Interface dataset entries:
[Start of section]

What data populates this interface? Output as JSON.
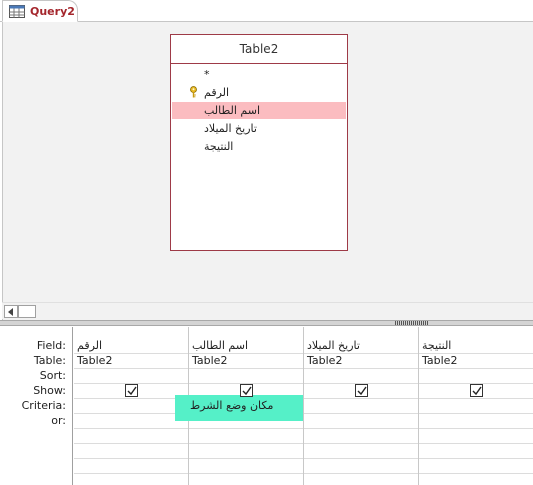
{
  "tab": {
    "label": "Query2"
  },
  "table": {
    "title": "Table2",
    "fields": [
      "*",
      "الرقم",
      "اسم الطالب",
      "تاريخ الميلاد",
      "النتيجة"
    ],
    "selected_field": "اسم الطالب",
    "key_field": "الرقم"
  },
  "grid": {
    "row_labels": [
      "Field:",
      "Table:",
      "Sort:",
      "Show:",
      "Criteria:",
      "or:"
    ],
    "columns": [
      {
        "field": "الرقم",
        "table": "Table2",
        "sort": "",
        "show": true,
        "criteria": ""
      },
      {
        "field": "اسم الطالب",
        "table": "Table2",
        "sort": "",
        "show": true,
        "criteria": "مكان وضع الشرط"
      },
      {
        "field": "تاريخ الميلاد",
        "table": "Table2",
        "sort": "",
        "show": true,
        "criteria": ""
      },
      {
        "field": "النتيجة",
        "table": "Table2",
        "sort": "",
        "show": true,
        "criteria": ""
      }
    ]
  },
  "colors": {
    "tab_text": "#a4262c",
    "table_border": "#9e3a47",
    "selected_field_bg": "#fbbcc0",
    "criteria_highlight": "#55f0c8"
  }
}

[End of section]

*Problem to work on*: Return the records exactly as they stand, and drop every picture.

*Task result*:
What data populates this interface? Output as JSON.
{
  "tab": {
    "label": "Query2"
  },
  "table": {
    "title": "Table2",
    "fields": [
      "*",
      "الرقم",
      "اسم الطالب",
      "تاريخ الميلاد",
      "النتيجة"
    ],
    "selected_field": "اسم الطالب",
    "key_field": "الرقم"
  },
  "grid": {
    "row_labels": [
      "Field:",
      "Table:",
      "Sort:",
      "Show:",
      "Criteria:",
      "or:"
    ],
    "columns": [
      {
        "field": "الرقم",
        "table": "Table2",
        "sort": "",
        "show": true,
        "criteria": ""
      },
      {
        "field": "اسم الطالب",
        "table": "Table2",
        "sort": "",
        "show": true,
        "criteria": "مكان وضع الشرط"
      },
      {
        "field": "تاريخ الميلاد",
        "table": "Table2",
        "sort": "",
        "show": true,
        "criteria": ""
      },
      {
        "field": "النتيجة",
        "table": "Table2",
        "sort": "",
        "show": true,
        "criteria": ""
      }
    ]
  },
  "colors": {
    "tab_text": "#a4262c",
    "table_border": "#9e3a47",
    "selected_field_bg": "#fbbcc0",
    "criteria_highlight": "#55f0c8"
  }
}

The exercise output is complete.